# Extracted entries:

○ ○ ○ ○ ○

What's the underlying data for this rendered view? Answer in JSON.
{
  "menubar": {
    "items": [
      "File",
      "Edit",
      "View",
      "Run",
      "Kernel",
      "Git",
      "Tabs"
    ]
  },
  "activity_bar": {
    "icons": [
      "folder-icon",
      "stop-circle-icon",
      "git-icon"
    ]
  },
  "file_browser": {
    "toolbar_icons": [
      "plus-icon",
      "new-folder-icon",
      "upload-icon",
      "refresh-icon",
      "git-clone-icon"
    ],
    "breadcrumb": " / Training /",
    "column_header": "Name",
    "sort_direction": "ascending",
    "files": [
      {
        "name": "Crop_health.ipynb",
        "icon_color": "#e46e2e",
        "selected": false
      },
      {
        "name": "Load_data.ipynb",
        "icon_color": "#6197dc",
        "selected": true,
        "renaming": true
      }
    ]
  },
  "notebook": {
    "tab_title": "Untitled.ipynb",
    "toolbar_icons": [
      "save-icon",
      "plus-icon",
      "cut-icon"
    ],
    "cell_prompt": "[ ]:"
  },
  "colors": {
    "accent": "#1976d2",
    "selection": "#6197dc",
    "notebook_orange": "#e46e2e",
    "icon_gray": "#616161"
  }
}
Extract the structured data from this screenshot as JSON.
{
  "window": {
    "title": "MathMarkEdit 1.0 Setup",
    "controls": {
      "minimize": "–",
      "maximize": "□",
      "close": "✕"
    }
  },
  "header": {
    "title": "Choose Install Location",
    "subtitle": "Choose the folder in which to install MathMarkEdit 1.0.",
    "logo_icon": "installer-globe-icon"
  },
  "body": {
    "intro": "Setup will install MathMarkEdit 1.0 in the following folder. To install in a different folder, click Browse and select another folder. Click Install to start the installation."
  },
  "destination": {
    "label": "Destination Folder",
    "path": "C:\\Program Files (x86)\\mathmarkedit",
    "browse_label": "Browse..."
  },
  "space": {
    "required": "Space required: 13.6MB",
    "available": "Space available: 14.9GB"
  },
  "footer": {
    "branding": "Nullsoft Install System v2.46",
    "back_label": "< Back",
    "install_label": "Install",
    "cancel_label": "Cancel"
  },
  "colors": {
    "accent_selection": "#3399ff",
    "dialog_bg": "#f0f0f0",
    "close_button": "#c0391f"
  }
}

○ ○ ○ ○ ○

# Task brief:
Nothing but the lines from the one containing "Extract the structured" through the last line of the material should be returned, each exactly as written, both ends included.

# Response to the task:
Extract the structured data from this screenshot as JSON.
{
  "window": {
    "title": "MathMarkEdit 1.0 Setup",
    "controls": {
      "minimize": "–",
      "maximize": "□",
      "close": "✕"
    }
  },
  "header": {
    "title": "Choose Install Location",
    "subtitle": "Choose the folder in which to install MathMarkEdit 1.0.",
    "logo_icon": "installer-globe-icon"
  },
  "body": {
    "intro": "Setup will install MathMarkEdit 1.0 in the following folder. To install in a different folder, click Browse and select another folder. Click Install to start the installation."
  },
  "destination": {
    "label": "Destination Folder",
    "path": "C:\\Program Files (x86)\\mathmarkedit",
    "browse_label": "Browse..."
  },
  "space": {
    "required": "Space required: 13.6MB",
    "available": "Space available: 14.9GB"
  },
  "footer": {
    "branding": "Nullsoft Install System v2.46",
    "back_label": "< Back",
    "install_label": "Install",
    "cancel_label": "Cancel"
  },
  "colors": {
    "accent_selection": "#3399ff",
    "dialog_bg": "#f0f0f0",
    "close_button": "#c0391f"
  }
}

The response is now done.